This semester, the Statelessness Programme is piloting a course entitled 'Nationality, Statelessness and Human Rights'. During 14 weeks of interactive classes, students explore the phenomenon of statelessness and the role that nationality plays in the contemporary human rights environment. Some of the themes that are looked at in detail include: the prevention of childhood statelessness; discrimination in states' nationality policy; the links between statelessness, displacement and detention; and national and international stakeholders in the field of statelessness. The participating students - over 40 in all - come from a diverse range of backgrounds, both in terms of the main studies (law, liberal arts, psychology - bachelor and masters levels) and countries of origin. This makes for a lively and inspiring learning environment.

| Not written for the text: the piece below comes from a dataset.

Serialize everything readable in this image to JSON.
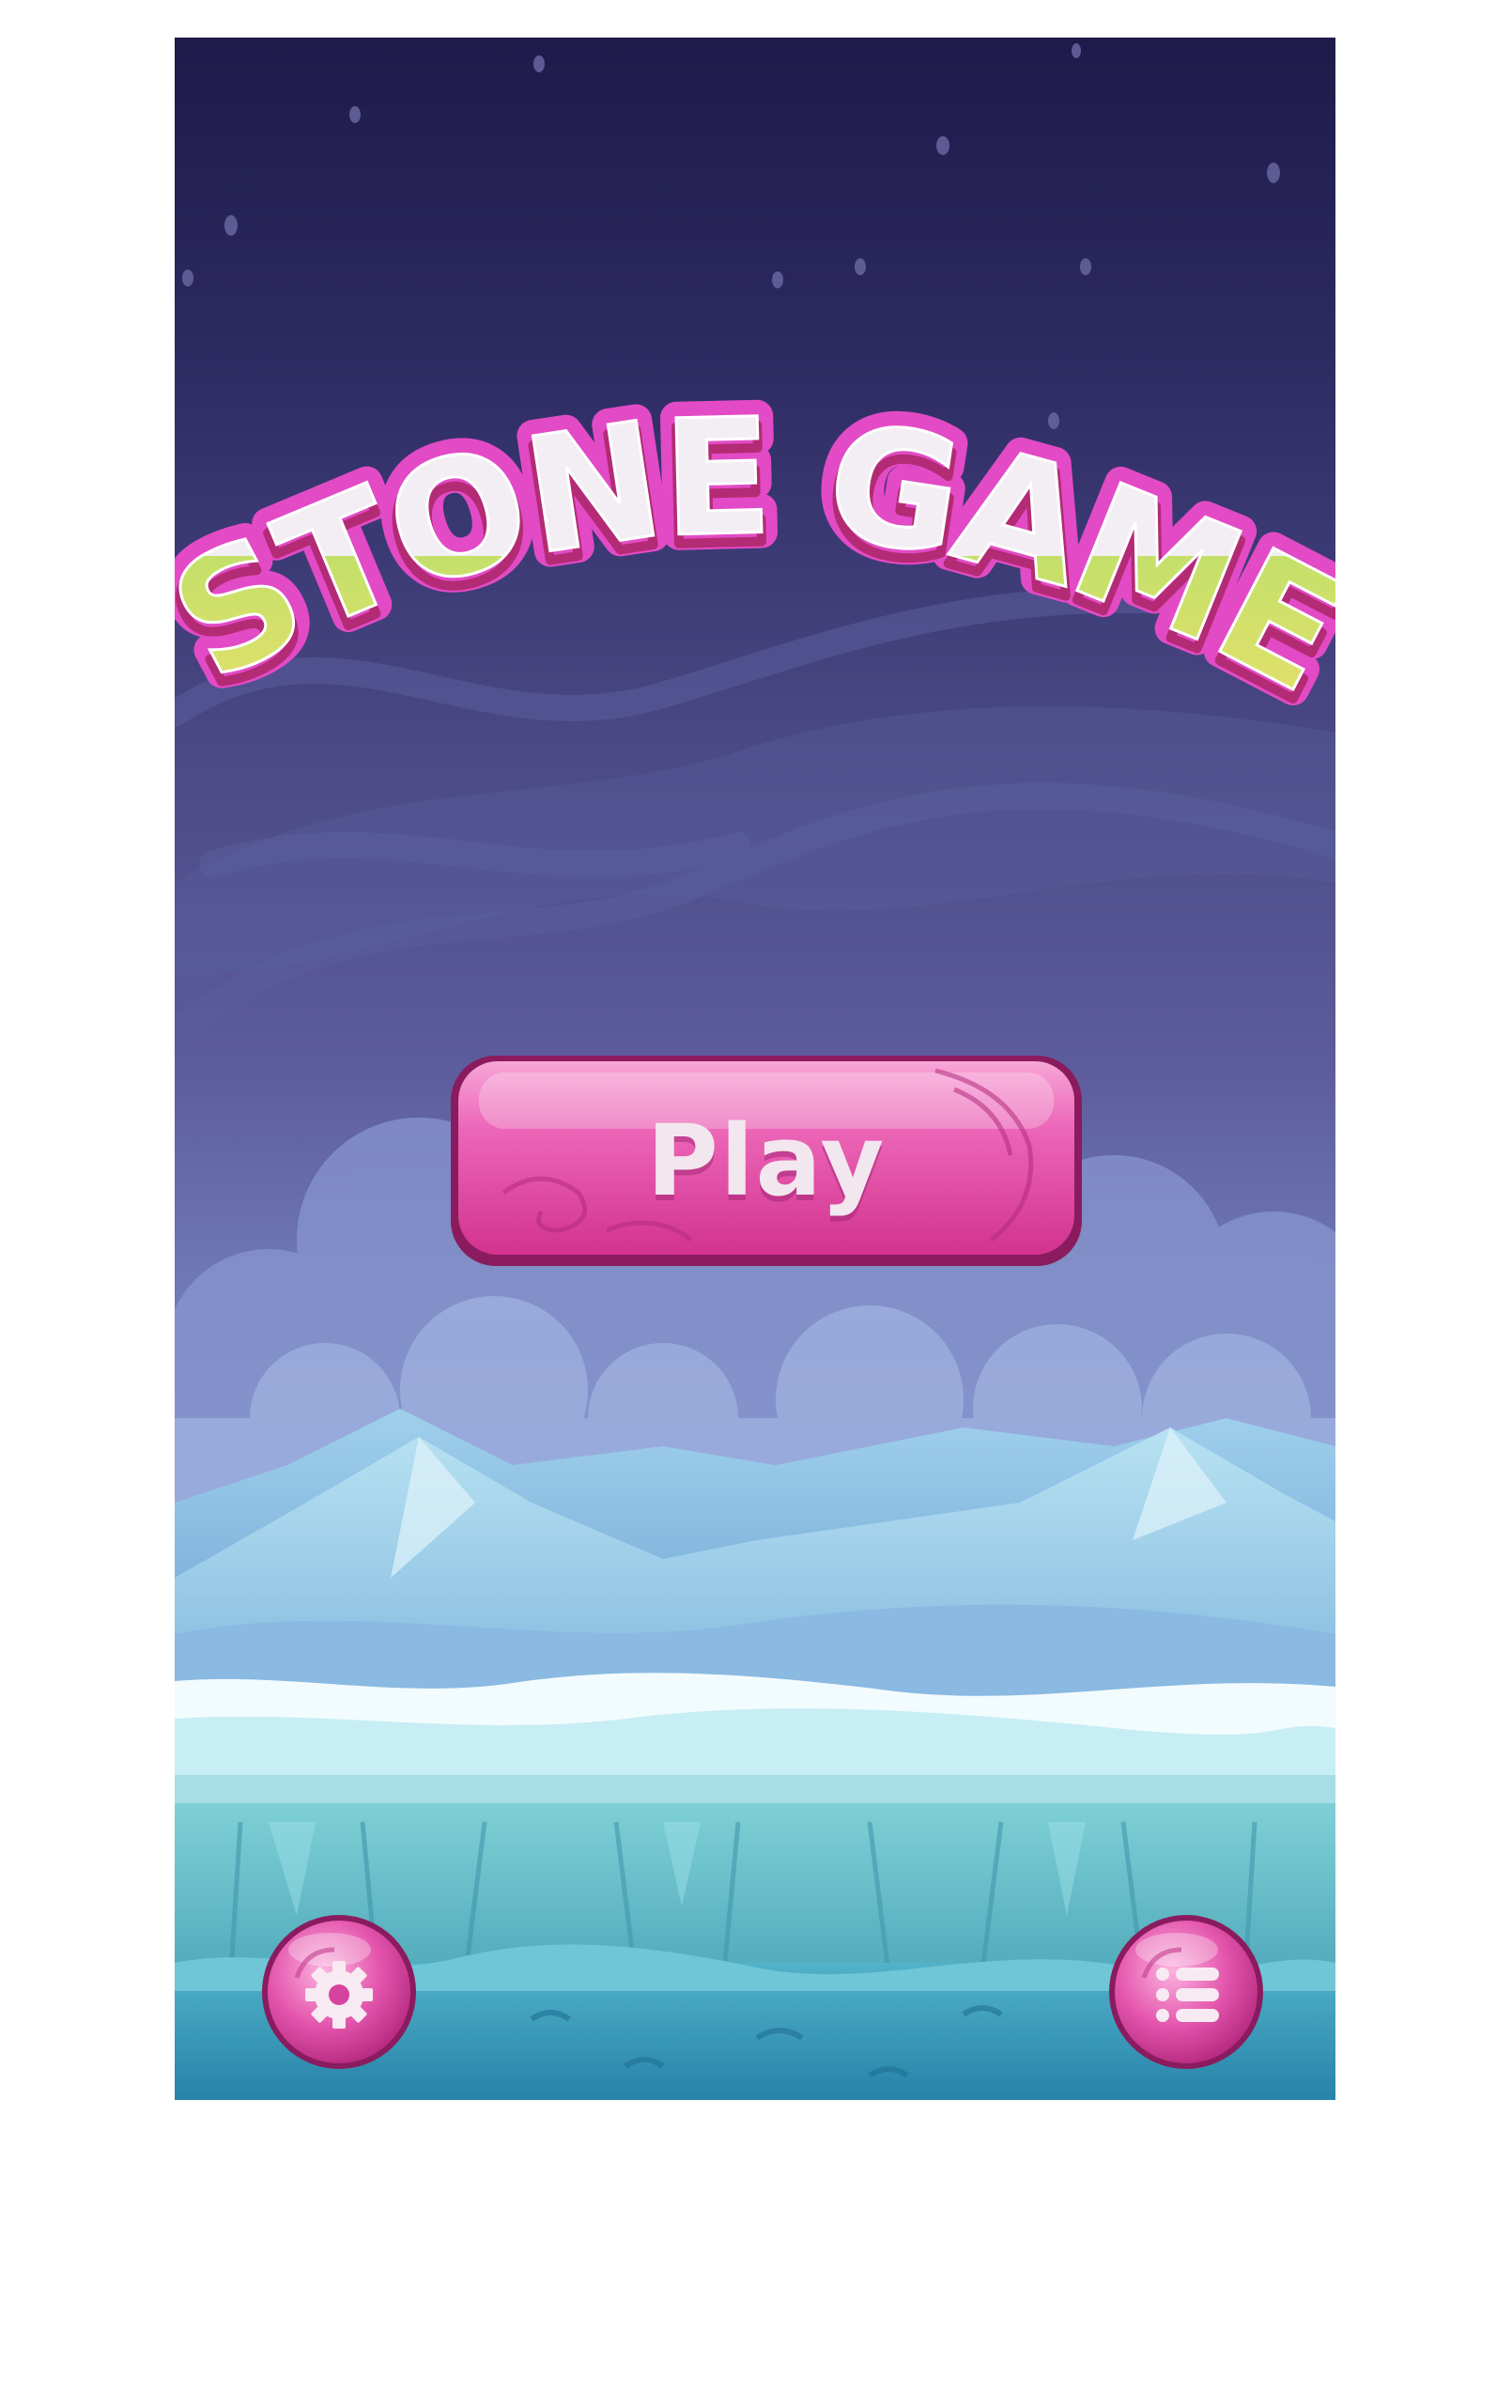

Inspired by the Statelessness Programme's own involvement in a brand new project to establish a Global Nationality Law Database, we set our students a special challenge for their mid-term course assignment... Conduct a legal analysis of the nationality law of one of eight pre-selected countries, based on a number of core standards of international law. Having filled in an assessment template, the students were asked to put together all of their findings and present them in a comment piece aimed at a wider, non-technical audience. The students who wrote the best three analyses were invited to review their comment piece in order to prepare it for publication online. The result: three guest posts that we are proud to offer here on our Statelessness Programme Blog. We hope that you enjoy reading them!